▸ WHAT IS EXPECTED
Only the lines from the one with "Transcribe this image's" to the end of the data below should be returned, each exactly as it stands.

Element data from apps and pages
Segment Open
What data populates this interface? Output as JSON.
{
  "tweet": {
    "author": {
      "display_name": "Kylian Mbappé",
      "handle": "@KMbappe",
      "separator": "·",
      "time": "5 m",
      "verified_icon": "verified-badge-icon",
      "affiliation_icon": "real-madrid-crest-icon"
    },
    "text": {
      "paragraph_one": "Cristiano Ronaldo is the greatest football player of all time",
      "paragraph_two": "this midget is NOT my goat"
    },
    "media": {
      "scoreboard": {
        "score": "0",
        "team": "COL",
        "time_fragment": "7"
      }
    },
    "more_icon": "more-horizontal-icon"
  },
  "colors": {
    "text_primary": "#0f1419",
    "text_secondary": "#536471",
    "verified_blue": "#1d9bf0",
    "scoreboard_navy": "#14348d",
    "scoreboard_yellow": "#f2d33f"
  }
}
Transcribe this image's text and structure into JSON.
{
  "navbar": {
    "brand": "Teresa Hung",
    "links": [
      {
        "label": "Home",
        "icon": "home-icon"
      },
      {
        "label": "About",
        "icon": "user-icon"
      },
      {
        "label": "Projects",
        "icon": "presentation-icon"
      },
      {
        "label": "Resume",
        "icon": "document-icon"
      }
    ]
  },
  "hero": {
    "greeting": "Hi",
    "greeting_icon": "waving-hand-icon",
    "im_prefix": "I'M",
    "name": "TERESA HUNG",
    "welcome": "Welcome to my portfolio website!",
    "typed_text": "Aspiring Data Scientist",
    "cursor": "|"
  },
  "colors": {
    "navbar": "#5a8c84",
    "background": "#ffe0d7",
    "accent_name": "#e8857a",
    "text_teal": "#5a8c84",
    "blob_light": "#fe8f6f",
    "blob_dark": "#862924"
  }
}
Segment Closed
▸ TASK SOLUTION
Transcribe this image's text and structure into JSON.
{
  "navbar": {
    "brand": "Teresa Hung",
    "links": [
      {
        "label": "Home",
        "icon": "home-icon"
      },
      {
        "label": "About",
        "icon": "user-icon"
      },
      {
        "label": "Projects",
        "icon": "presentation-icon"
      },
      {
        "label": "Resume",
        "icon": "document-icon"
      }
    ]
  },
  "hero": {
    "greeting": "Hi",
    "greeting_icon": "waving-hand-icon",
    "im_prefix": "I'M",
    "name": "TERESA HUNG",
    "welcome": "Welcome to my portfolio website!",
    "typed_text": "Aspiring Data Scientist",
    "cursor": "|"
  },
  "colors": {
    "navbar": "#5a8c84",
    "background": "#ffe0d7",
    "accent_name": "#e8857a",
    "text_teal": "#5a8c84",
    "blob_light": "#fe8f6f",
    "blob_dark": "#862924"
  }
}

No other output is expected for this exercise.